[DATA FOR THIS EXERCISE]
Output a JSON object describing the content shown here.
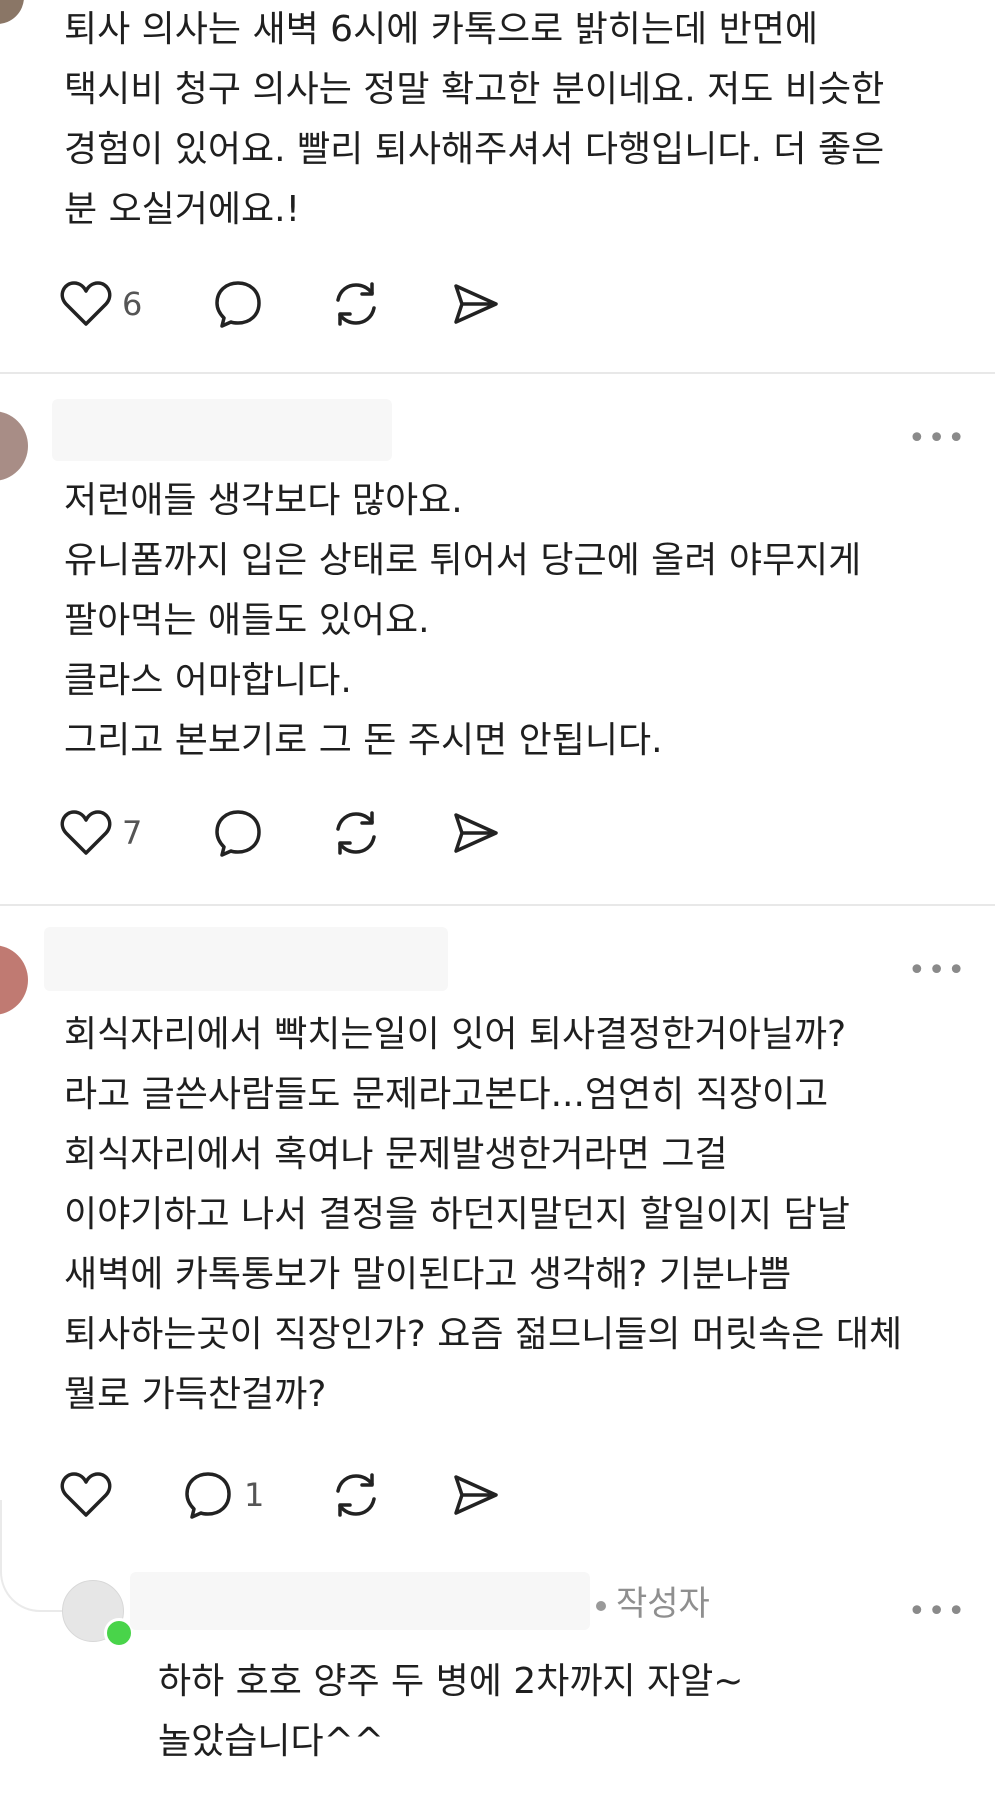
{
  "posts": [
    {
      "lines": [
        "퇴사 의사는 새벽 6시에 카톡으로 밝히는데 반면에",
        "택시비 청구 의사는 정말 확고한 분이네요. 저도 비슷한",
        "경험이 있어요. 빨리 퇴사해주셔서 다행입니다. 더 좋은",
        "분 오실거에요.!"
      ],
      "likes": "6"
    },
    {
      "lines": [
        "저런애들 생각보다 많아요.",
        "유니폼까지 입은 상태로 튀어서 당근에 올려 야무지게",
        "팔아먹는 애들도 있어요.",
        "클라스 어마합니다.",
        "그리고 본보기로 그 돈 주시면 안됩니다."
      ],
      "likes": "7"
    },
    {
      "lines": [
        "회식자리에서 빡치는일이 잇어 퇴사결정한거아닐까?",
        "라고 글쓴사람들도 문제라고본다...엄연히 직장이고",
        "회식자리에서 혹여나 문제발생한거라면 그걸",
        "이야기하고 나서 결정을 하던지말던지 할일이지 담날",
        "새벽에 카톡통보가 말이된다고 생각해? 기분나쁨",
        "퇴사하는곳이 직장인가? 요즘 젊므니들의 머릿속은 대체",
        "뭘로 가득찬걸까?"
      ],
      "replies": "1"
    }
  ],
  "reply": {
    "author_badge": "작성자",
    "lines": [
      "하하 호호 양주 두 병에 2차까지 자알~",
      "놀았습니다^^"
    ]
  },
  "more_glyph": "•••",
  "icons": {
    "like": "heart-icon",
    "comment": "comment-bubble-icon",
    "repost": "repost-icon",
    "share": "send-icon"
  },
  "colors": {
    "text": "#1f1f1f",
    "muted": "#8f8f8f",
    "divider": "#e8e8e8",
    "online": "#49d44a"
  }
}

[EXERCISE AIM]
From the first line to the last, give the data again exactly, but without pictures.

[EXERCISE OUTPUT]
Output a JSON object describing the content shown here.
{
  "posts": [
    {
      "lines": [
        "퇴사 의사는 새벽 6시에 카톡으로 밝히는데 반면에",
        "택시비 청구 의사는 정말 확고한 분이네요. 저도 비슷한",
        "경험이 있어요. 빨리 퇴사해주셔서 다행입니다. 더 좋은",
        "분 오실거에요.!"
      ],
      "likes": "6"
    },
    {
      "lines": [
        "저런애들 생각보다 많아요.",
        "유니폼까지 입은 상태로 튀어서 당근에 올려 야무지게",
        "팔아먹는 애들도 있어요.",
        "클라스 어마합니다.",
        "그리고 본보기로 그 돈 주시면 안됩니다."
      ],
      "likes": "7"
    },
    {
      "lines": [
        "회식자리에서 빡치는일이 잇어 퇴사결정한거아닐까?",
        "라고 글쓴사람들도 문제라고본다...엄연히 직장이고",
        "회식자리에서 혹여나 문제발생한거라면 그걸",
        "이야기하고 나서 결정을 하던지말던지 할일이지 담날",
        "새벽에 카톡통보가 말이된다고 생각해? 기분나쁨",
        "퇴사하는곳이 직장인가? 요즘 젊므니들의 머릿속은 대체",
        "뭘로 가득찬걸까?"
      ],
      "replies": "1"
    }
  ],
  "reply": {
    "author_badge": "작성자",
    "lines": [
      "하하 호호 양주 두 병에 2차까지 자알~",
      "놀았습니다^^"
    ]
  },
  "more_glyph": "•••",
  "icons": {
    "like": "heart-icon",
    "comment": "comment-bubble-icon",
    "repost": "repost-icon",
    "share": "send-icon"
  },
  "colors": {
    "text": "#1f1f1f",
    "muted": "#8f8f8f",
    "divider": "#e8e8e8",
    "online": "#49d44a"
  }
}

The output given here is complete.